The most interesting part of the design from the front has to be the bonnet, wings and bumper with their defined creases, which we believe gives the VW Golf a sleeker look than before.
Move to the side and the most distinctive features are the tiny quarter lights, which are fitted for the first time since 1987 and the sleek wing mirrors. There’s also a defined shoulder line and arches.
At the back, the changes for the seven are more difficult to notice, although the rear lights which stretch across the back, are now more angular.
Inside, there’s the usual high-quality textured, soft-feel trim you come to expect from a Volkswagen. The tall dashboard design with centre console angled towards the driver is attractive. Whilst all models now have touchscreen infotainment systems as standard.
On top of this, SE and GT models are fitted with a whole host of desirable big car features, including adaptive cruise control and a city safe collision mitigation set-up.
Three trim levels will be available initially: S, SE and GT, with the iconic GTI coming later this year. We had the chance to experience the SE and GT trims on the launch and were surprised how much impact the different choices of textures and colours could make on this modern interior.

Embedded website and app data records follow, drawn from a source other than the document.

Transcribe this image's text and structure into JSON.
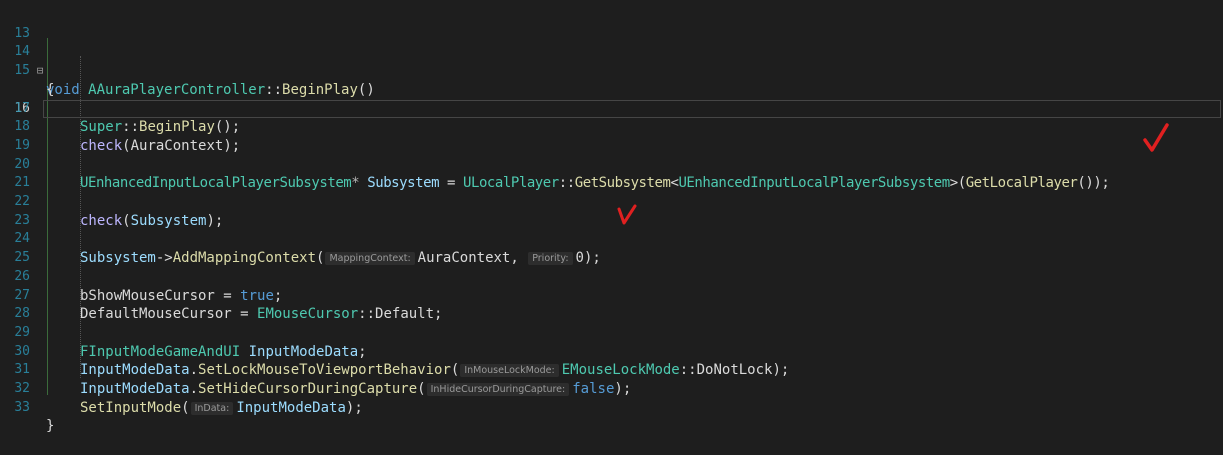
{
  "editor": {
    "line_numbers": [
      "13",
      "14",
      "15",
      "16",
      "17",
      "18",
      "19",
      "20",
      "21",
      "22",
      "23",
      "24",
      "25",
      "26",
      "27",
      "28",
      "29",
      "30",
      "31",
      "32",
      "33"
    ],
    "current_line": "16",
    "fold_glyph": "⊟",
    "header": {
      "keyword": "void",
      "class_name": "AAuraPlayerController",
      "scope": "::",
      "method": "BeginPlay",
      "parens": "()"
    },
    "open_brace": "{",
    "close_brace": "}",
    "l16": {
      "super": "Super",
      "scope": "::",
      "fn": "BeginPlay",
      "rest": "();"
    },
    "l18": {
      "macro": "check",
      "open": "(",
      "arg": "AuraContext",
      "close": ");"
    },
    "l20": {
      "type": "UEnhancedInputLocalPlayerSubsystem",
      "ptr": "*",
      "var": "Subsystem",
      "eq": " = ",
      "cls": "ULocalPlayer",
      "scope": "::",
      "fn": "GetSubsystem",
      "lt": "<",
      "targ": "UEnhancedInputLocalPlayerSubsystem",
      "gt": ">(",
      "fn2": "GetLocalPlayer",
      "rest": "());"
    },
    "l22": {
      "macro": "check",
      "open": "(",
      "arg": "Subsystem",
      "close": ");"
    },
    "l24": {
      "var": "Subsystem",
      "arrow": "->",
      "fn": "AddMappingContext",
      "open": "(",
      "hint1": "MappingContext:",
      "arg1": "AuraContext",
      "comma": ", ",
      "hint2": "Priority:",
      "arg2": "0",
      "close": ");"
    },
    "l26": {
      "var": "bShowMouseCursor",
      "eq": " = ",
      "val": "true",
      "end": ";"
    },
    "l27": {
      "var": "DefaultMouseCursor",
      "eq": " = ",
      "type": "EMouseCursor",
      "scope": "::",
      "val": "Default",
      "end": ";"
    },
    "l29": {
      "type": "FInputModeGameAndUI",
      "var": "InputModeData",
      "end": ";"
    },
    "l30": {
      "var": "InputModeData",
      "dot": ".",
      "fn": "SetLockMouseToViewportBehavior",
      "open": "(",
      "hint": "InMouseLockMode:",
      "type": "EMouseLockMode",
      "scope": "::",
      "val": "DoNotLock",
      "close": ");"
    },
    "l31": {
      "var": "InputModeData",
      "dot": ".",
      "fn": "SetHideCursorDuringCapture",
      "open": "(",
      "hint": "InHideCursorDuringCapture:",
      "val": "false",
      "close": ");"
    },
    "l32": {
      "fn": "SetInputMode",
      "open": "(",
      "hint": "InData:",
      "arg": "InputModeData",
      "close": ");"
    }
  },
  "annotation_color": "#e02020"
}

Of the two trims, it is the GT that we preferred, but we’re not 100% convinced about the piano black detailing – we wonder if it will still look as good in the long-term.

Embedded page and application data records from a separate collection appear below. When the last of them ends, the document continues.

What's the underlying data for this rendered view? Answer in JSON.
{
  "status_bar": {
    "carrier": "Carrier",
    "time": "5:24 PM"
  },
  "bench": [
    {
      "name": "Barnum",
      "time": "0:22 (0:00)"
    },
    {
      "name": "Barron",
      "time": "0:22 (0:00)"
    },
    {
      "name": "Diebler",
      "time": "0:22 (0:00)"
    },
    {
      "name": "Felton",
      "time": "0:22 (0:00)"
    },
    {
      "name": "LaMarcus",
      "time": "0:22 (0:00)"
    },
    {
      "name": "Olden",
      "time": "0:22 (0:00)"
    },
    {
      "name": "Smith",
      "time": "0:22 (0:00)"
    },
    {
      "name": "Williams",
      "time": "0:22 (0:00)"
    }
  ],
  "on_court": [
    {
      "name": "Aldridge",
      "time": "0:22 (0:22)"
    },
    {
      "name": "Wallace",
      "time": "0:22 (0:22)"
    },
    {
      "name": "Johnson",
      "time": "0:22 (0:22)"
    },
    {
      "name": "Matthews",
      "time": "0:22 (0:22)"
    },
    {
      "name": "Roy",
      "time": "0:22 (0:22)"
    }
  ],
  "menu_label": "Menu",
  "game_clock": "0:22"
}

The driving position is excellent and even the standard seats are really comfortable. There is much more rear legroom (up by 15mm) with front shoulder room increased by 31mm. Bootspace is now 380 litres, an increase of 30 litres.

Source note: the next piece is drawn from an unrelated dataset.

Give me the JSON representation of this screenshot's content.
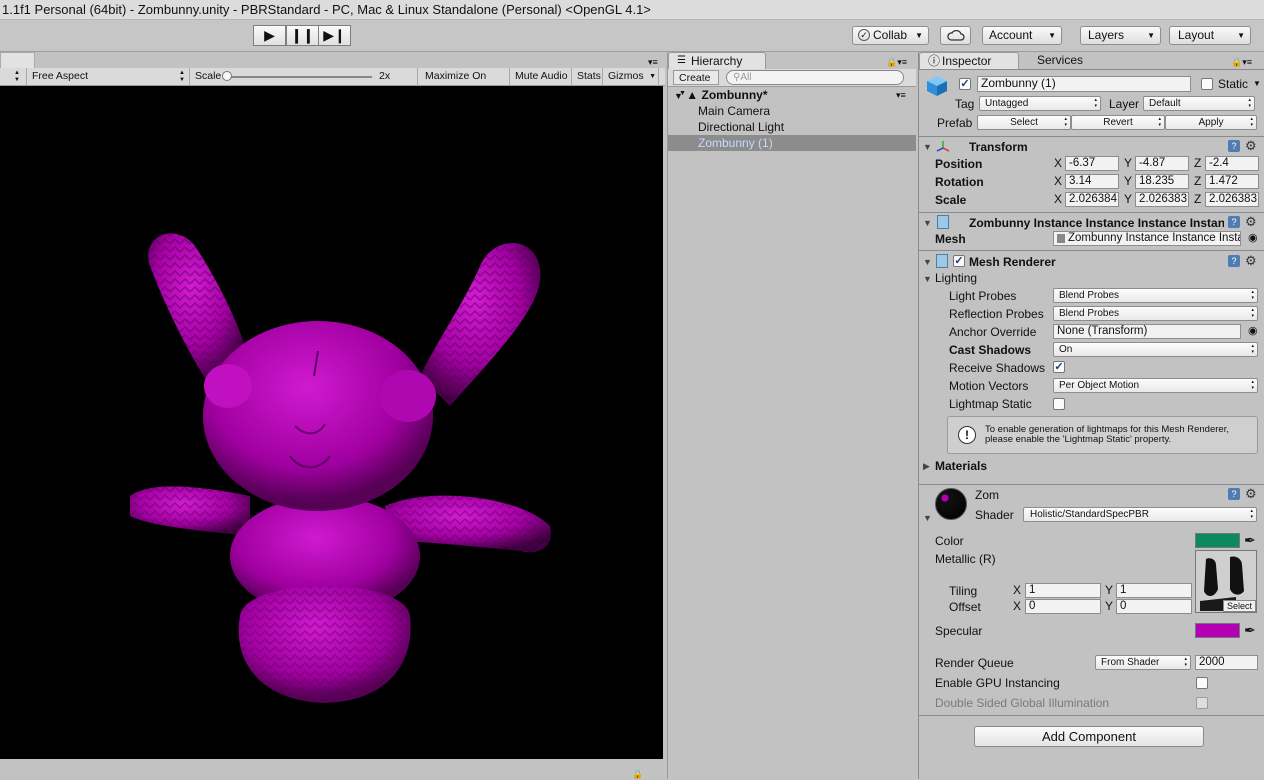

So, what is the new Golf like to drive then? Well, we had the chance to try the 104bhp 1.6-litre and 148bhp 2.0-litre TDi diesels and the 138bhp 1.4 TSI petrol. Other engines include, 104bhp 1.2 and 120bhp 1.4-litre TSI petrol engines.
The 1.6-litre diesel engine is expected to be the top seller. This is because of the low 99g/km CO2 emissions and average fuel economy figures of 74.3mpg. It is no fire-breather, but in everyday use it is perfectly adequate. Compared to the bigger 2.0-litre, the 1.6 lacks some of the torque, smoothness and an extra cog for the sweeter manual gearbox.
We believe the best engine we tried at the launch was the turbocharged 1.4-litre petrol with ACT. ACT stands for Active Cylinder Technology, which seamlessly switches between two and four-cylinders to save fuel. Capable of 131mph, with 62mph coming up 8.4 seconds, more impressive is the C02 emissions of just 112g/km and Combined fuel consumption figures of 58.9mpg. Well matched to six-speed manual transmission, it lacks the charisma and silky note of bigger engines.
For us, the most impressive stand out feature of the new VW Golf has to be the ride. Even on the GT’s standard 17-inch alloy wheels with lowered sports suspension, we were impressed with the refinement and composure.
Both SE and GT models are fitted with a Driver Profile Selection, offering five different settings to personalise the driving experience. Similar to the Audi Drive select system, Eco, Sport, Normal and individual modes are included. Each of these alter the engine mapping, with Sport feeling the sharpest and Eco the most sluggish.
We also appreciated the light, responsive and well-weighted steering, which along with the excellent body control and high levels of grip meant that the new Golf is the best version we’ve driven yet, even if the Focus is sportier.
So to sum up, the Golf might not be the cheapest model in its class with prices starting at £16,285, but VW has actually worked out that the seventh-generation on average costs £155 less than the outgoing car.
The new Golf is such a complete package, that it has to be one of the very best small family cars available and is in the showrooms now.
THE VITAL STATISTICS
MODEL: Volkswagen Golf Mk 7
BODY STYLES: 5-door hatchback
ENGINES: 104bhp 1.6-litre, 148bhp 2.0-litre TDi, 138bhp 1.4 TSI petrol, 104bhp 1.2 and 120bhp, 1.4-litre TSI petrol engines.
TRIM GRADES: S, SE and GT
PRICES: From £16,285
IN THE SHOWROOM: Now
• All data correct at time of publishing.